Quantitative Of Solace
The markets are holding their breath this morning in as policymakers from the Bank Of England meet to discuss the possibility of further quantitative easing. Considering the UK’s flagging economy, and the lack of QE in recent months, analysts expect the bank to announce adding more money to the UK economy today. This move, however, has been widely anticipated, so whilst it will almost certainly weaken sterling to some degree, it won’t be to the same extent as an unexpected round of QE, therefore we shouldn’t see any major drops in the exchange rates. There is always the possibility, however, that the BoE will inject more money into the economy that previously anticipated. This will prove a shock to the markets, and cause sterling to weaken.
Slightly positive news in the Eurozone yesterday, as sales in the euro area edged up 0.6% in May, although this recovery is still seen as sluggish, as sales dropped 1.4% in April. In France, one of the comparatively strong economies of Europe, the recently elected President Hollande announced plans to raise taxes on businesses and the richest households by 7.2bn euros, whilst also raising the taxes on banks and oil companies. Market analysts reaction to this decision has been mixed, and it remains to be seen how the exchange rates will be affected by it, especially as, on Tuesday, the French government was forced to reduce its forecast for economic growth, as well as the entire service sector for the Eurozone continuing to shrink in June as business confidence plunged. Any major drops or gains in the euro/sterling exchange rate were checked by sterling’s own weakness in the face of further QE.

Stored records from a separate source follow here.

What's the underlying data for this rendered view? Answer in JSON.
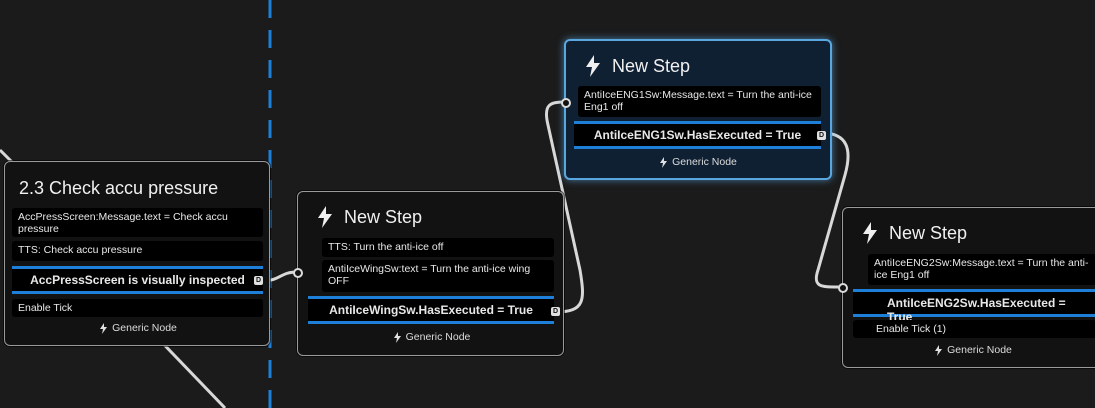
{
  "nodes": {
    "check_accu": {
      "title": "2.3 Check accu pressure",
      "rows": [
        "AccPressScreen:Message.text = Check accu pressure",
        "TTS: Check accu pressure"
      ],
      "condition": "AccPressScreen is visually inspected",
      "extra": "Enable Tick",
      "footer": "Generic Node"
    },
    "step_antiice": {
      "title": "New Step",
      "rows": [
        "TTS: Turn the anti-ice off",
        "AntiIceWingSw:text = Turn the anti-ice wing OFF"
      ],
      "condition": "AntiIceWingSw.HasExecuted = True",
      "footer": "Generic Node"
    },
    "step_eng1": {
      "title": "New Step",
      "rows": [
        "AntiIceENG1Sw:Message.text = Turn the anti-ice Eng1 off"
      ],
      "condition": "AntiIceENG1Sw.HasExecuted = True",
      "footer": "Generic Node"
    },
    "step_eng2": {
      "title": "New Step",
      "rows": [
        "AntiIceENG2Sw:Message.text = Turn the anti-ice Eng1 off"
      ],
      "condition": "AntiIceENG2Sw.HasExecuted = True",
      "extra": "Enable Tick (1)",
      "footer": "Generic Node"
    }
  },
  "pin_glyph": "D",
  "icons": {
    "node": "lightning-bolt-icon"
  },
  "colors": {
    "accent": "#1e7fd8",
    "selected_border": "#5aa7e0",
    "background": "#1b1b1b"
  }
}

There was very little data from the other side of the Atlantic yesterday, as the United States celebrated Independence Day. However, some might think they have little time for celebrating, as the IMF cut its growth forecast for the US economy to 2% this year from an earlier estimate of 2.1%, calling the growth in the US ‘tepid’. The IMF also warned that the US economy will likely be affected by the ongoing Eurozone debt crisis, reminding people that the concerns in the Eurozone are big enough to affect the entire world. Despite the negative news from the US, sterling rates dropped slightly against the dollar yesterday afternoon.
Obviously the big news today will be the QE decision. Whilst many see further QE as a foregone conclusion, there is no doubt the rates will be affected whatever happens. If you have any currency requirements in the foreseeable future, it may be a good idea to contact your account manager at Currency Index in order to discuss the best options, and for assistance in getting the best exchange rate.